The turn of the century now has three generations living in the Mordecai House. Pattie Mordecai served as head of household. The house was no longer the center of a large plantation but rather the Mordecai's sold land to make their money. This era introduces us to store bought gifts replacing handmade gifts. Wrapping paper and Christmas cards are now a common occurrence yet candles were still used to light the Christmas tree. No worries as a bucket of water and blankets were always nearby in case of fire. 

The 1940s

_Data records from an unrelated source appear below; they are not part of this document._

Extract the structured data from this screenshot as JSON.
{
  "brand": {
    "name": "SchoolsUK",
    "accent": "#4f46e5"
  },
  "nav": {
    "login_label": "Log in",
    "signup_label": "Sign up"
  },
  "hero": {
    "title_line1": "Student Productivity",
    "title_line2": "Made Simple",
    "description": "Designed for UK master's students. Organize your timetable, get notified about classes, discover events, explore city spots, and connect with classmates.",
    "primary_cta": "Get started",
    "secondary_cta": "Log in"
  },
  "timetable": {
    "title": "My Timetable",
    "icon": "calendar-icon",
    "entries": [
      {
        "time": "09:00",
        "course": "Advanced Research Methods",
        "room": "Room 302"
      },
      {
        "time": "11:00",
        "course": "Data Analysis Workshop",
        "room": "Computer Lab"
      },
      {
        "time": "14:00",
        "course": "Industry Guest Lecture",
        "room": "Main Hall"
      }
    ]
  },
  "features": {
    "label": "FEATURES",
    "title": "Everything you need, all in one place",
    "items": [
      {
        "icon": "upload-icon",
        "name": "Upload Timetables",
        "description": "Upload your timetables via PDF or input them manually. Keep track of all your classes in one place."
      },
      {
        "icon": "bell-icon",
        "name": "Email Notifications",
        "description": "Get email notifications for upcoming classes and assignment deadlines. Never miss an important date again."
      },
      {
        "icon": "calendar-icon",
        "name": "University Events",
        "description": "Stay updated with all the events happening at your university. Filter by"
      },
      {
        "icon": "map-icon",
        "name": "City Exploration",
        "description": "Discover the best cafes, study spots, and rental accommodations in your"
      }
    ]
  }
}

World War II brought more hardship for families, but after the war that all changed and the merriment of Christmas became alive again. By the mid-20th century, Christmas has now become very commercialized with the modern day Santa, what we now consider family holiday favorites such as "Rudolph the Red-Nosed Reindeer" and "Miracle on 34th Street" adorning the screen. At this time in the Mordecai House, an aging Pattie Mordecai, with no children of her own, and living with several of her sister Margaret's sons, would welcome the holiday with several cousins, nieces and nephews who would come visit and bring holiday cheer.

As you walk the grounds of Mordecai, you will also experience several outbuildings such as Andrew Johnson's birthplace, St Mark's Chapel, Allen Kitchen and Badger-Iredell Law Office.

Allen Kitchen

As part of the open house, we were fortunate to visit the Allen Kitchen and experience what a traditional meal of the times may have been with bowl of chicken dumpling stew.

If you have not visit the Mordecai House, it's worth checking out. You can experience trolley tours, park tours or special events such as this one. For more information, check out the web site at

Related: Executive Mansion Holiday Open House